**What you need to do:**
Except for the pictures, output the records in full and exactly.

(Dataset entries)
= = = = =

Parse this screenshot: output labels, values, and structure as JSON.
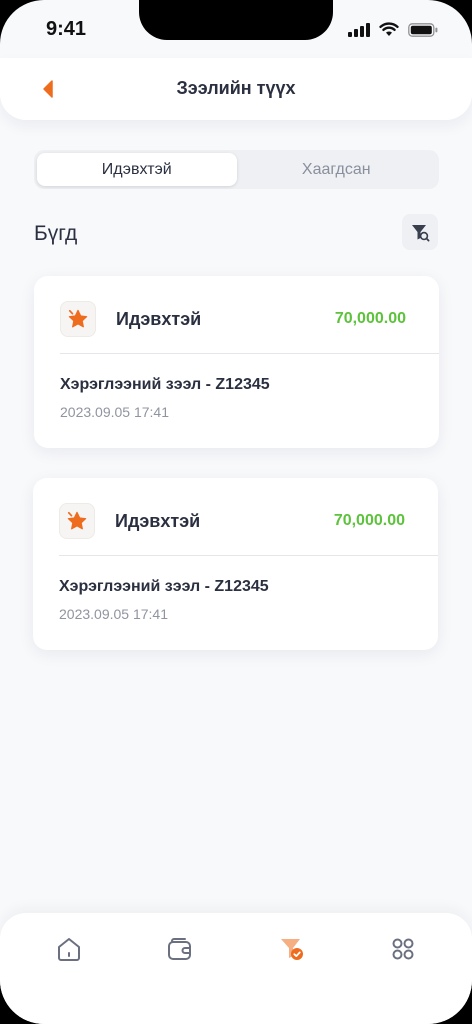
{
  "status_bar": {
    "time": "9:41"
  },
  "header": {
    "title": "Зээлийн түүх"
  },
  "tabs": [
    {
      "label": "Идэвхтэй",
      "active": true
    },
    {
      "label": "Хаагдсан",
      "active": false
    }
  ],
  "section": {
    "title": "Бүгд"
  },
  "loans": [
    {
      "status": "Идэвхтэй",
      "amount": "70,000.00",
      "name": "Хэрэглээний зээл - Z12345",
      "date": "2023.09.05 17:41"
    },
    {
      "status": "Идэвхтэй",
      "amount": "70,000.00",
      "name": "Хэрэглээний зээл - Z12345",
      "date": "2023.09.05 17:41"
    }
  ],
  "colors": {
    "accent": "#EE6C1E",
    "amount": "#5DC23C",
    "icon_grey": "#6B7080"
  },
  "bottom_nav": [
    {
      "icon": "home-icon",
      "active": false
    },
    {
      "icon": "wallet-icon",
      "active": false
    },
    {
      "icon": "funnel-check-icon",
      "active": true
    },
    {
      "icon": "grid-icon",
      "active": false
    }
  ]
}
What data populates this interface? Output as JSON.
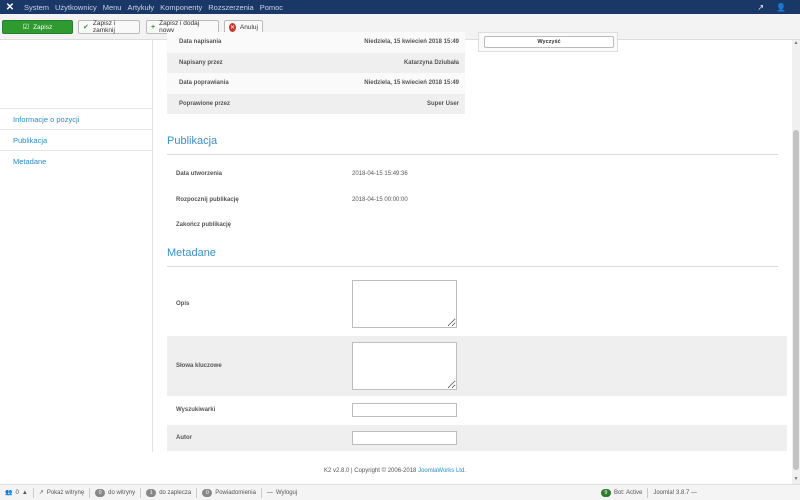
{
  "topbar": {
    "menu": [
      "System",
      "Użytkownicy",
      "Menu",
      "Artykuły",
      "Komponenty",
      "Rozszerzenia",
      "Pomoc"
    ]
  },
  "toolbar": {
    "save_label": "Zapisz",
    "save_close_label": "Zapisz i zamknij",
    "save_new_label": "Zapisz i dodaj nowy",
    "cancel_label": "Anuluj"
  },
  "sidebar": {
    "items": [
      {
        "label": "Informacje o pozycji"
      },
      {
        "label": "Publikacja"
      },
      {
        "label": "Metadane"
      }
    ]
  },
  "info": {
    "rows": [
      {
        "label": "Data napisania",
        "value": "Niedziela, 15 kwiecień 2018 15:49"
      },
      {
        "label": "Napisany przez",
        "value": "Katarzyna Dziubała"
      },
      {
        "label": "Data poprawiania",
        "value": "Niedziela, 15 kwiecień 2018 15:49"
      },
      {
        "label": "Poprawione przez",
        "value": "Super User"
      }
    ],
    "clear_label": "Wyczyść"
  },
  "publikacja": {
    "title": "Publikacja",
    "rows": [
      {
        "label": "Data utworzenia",
        "value": "2018-04-15 15:49:36"
      },
      {
        "label": "Rozpocznij publikację",
        "value": "2018-04-15 00:00:00"
      },
      {
        "label": "Zakończ publikację",
        "value": ""
      }
    ]
  },
  "metadane": {
    "title": "Metadane",
    "desc_label": "Opis",
    "keywords_label": "Słowa kluczowe",
    "robots_label": "Wyszukiwarki",
    "author_label": "Autor",
    "desc_value": "",
    "keywords_value": "",
    "robots_value": "",
    "author_value": ""
  },
  "footer": {
    "prefix": "K2 v2.8.0 | Copyright © 2006-2018 ",
    "link": "JoomlaWorks Ltd."
  },
  "statusbar": {
    "users_count": "0",
    "view_site": "Pokaż witrynę",
    "visitors_count": "0",
    "visitors_label": "do witryny",
    "admins_count": "1",
    "admins_label": "do zaplecza",
    "messages_count": "0",
    "messages_label": "Powiadomienia",
    "logout_label": "Wyloguj",
    "errors_count": "9",
    "errors_label": "Bot: Active",
    "version": "Joomla! 3.8.7 —"
  },
  "colors": {
    "topbar": "#1a3867",
    "accent": "#3a8fc6",
    "save": "#2f9a2f",
    "cancel": "#c0392b"
  }
}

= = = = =

**Answer section:**
Parse this screenshot: output labels, values, and structure as JSON.
{
  "status_bar": {
    "time": "9:41"
  },
  "header": {
    "title": "Зээлийн түүх"
  },
  "tabs": [
    {
      "label": "Идэвхтэй",
      "active": true
    },
    {
      "label": "Хаагдсан",
      "active": false
    }
  ],
  "section": {
    "title": "Бүгд"
  },
  "loans": [
    {
      "status": "Идэвхтэй",
      "amount": "70,000.00",
      "name": "Хэрэглээний зээл - Z12345",
      "date": "2023.09.05 17:41"
    },
    {
      "status": "Идэвхтэй",
      "amount": "70,000.00",
      "name": "Хэрэглээний зээл - Z12345",
      "date": "2023.09.05 17:41"
    }
  ],
  "colors": {
    "accent": "#EE6C1E",
    "amount": "#5DC23C",
    "icon_grey": "#6B7080"
  },
  "bottom_nav": [
    {
      "icon": "home-icon",
      "active": false
    },
    {
      "icon": "wallet-icon",
      "active": false
    },
    {
      "icon": "funnel-check-icon",
      "active": true
    },
    {
      "icon": "grid-icon",
      "active": false
    }
  ]
}
What data populates this interface? Output as JSON.
{
  "topbar": {
    "menu": [
      "System",
      "Użytkownicy",
      "Menu",
      "Artykuły",
      "Komponenty",
      "Rozszerzenia",
      "Pomoc"
    ]
  },
  "toolbar": {
    "save_label": "Zapisz",
    "save_close_label": "Zapisz i zamknij",
    "save_new_label": "Zapisz i dodaj nowy",
    "cancel_label": "Anuluj"
  },
  "sidebar": {
    "items": [
      {
        "label": "Informacje o pozycji"
      },
      {
        "label": "Publikacja"
      },
      {
        "label": "Metadane"
      }
    ]
  },
  "info": {
    "rows": [
      {
        "label": "Data napisania",
        "value": "Niedziela, 15 kwiecień 2018 15:49"
      },
      {
        "label": "Napisany przez",
        "value": "Katarzyna Dziubała"
      },
      {
        "label": "Data poprawiania",
        "value": "Niedziela, 15 kwiecień 2018 15:49"
      },
      {
        "label": "Poprawione przez",
        "value": "Super User"
      }
    ],
    "clear_label": "Wyczyść"
  },
  "publikacja": {
    "title": "Publikacja",
    "rows": [
      {
        "label": "Data utworzenia",
        "value": "2018-04-15 15:49:36"
      },
      {
        "label": "Rozpocznij publikację",
        "value": "2018-04-15 00:00:00"
      },
      {
        "label": "Zakończ publikację",
        "value": ""
      }
    ]
  },
  "metadane": {
    "title": "Metadane",
    "desc_label": "Opis",
    "keywords_label": "Słowa kluczowe",
    "robots_label": "Wyszukiwarki",
    "author_label": "Autor",
    "desc_value": "",
    "keywords_value": "",
    "robots_value": "",
    "author_value": ""
  },
  "footer": {
    "prefix": "K2 v2.8.0 | Copyright © 2006-2018 ",
    "link": "JoomlaWorks Ltd."
  },
  "statusbar": {
    "users_count": "0",
    "view_site": "Pokaż witrynę",
    "visitors_count": "0",
    "visitors_label": "do witryny",
    "admins_count": "1",
    "admins_label": "do zaplecza",
    "messages_count": "0",
    "messages_label": "Powiadomienia",
    "logout_label": "Wyloguj",
    "errors_count": "9",
    "errors_label": "Bot: Active",
    "version": "Joomla! 3.8.7 —"
  },
  "colors": {
    "topbar": "#1a3867",
    "accent": "#3a8fc6",
    "save": "#2f9a2f",
    "cancel": "#c0392b"
  }
}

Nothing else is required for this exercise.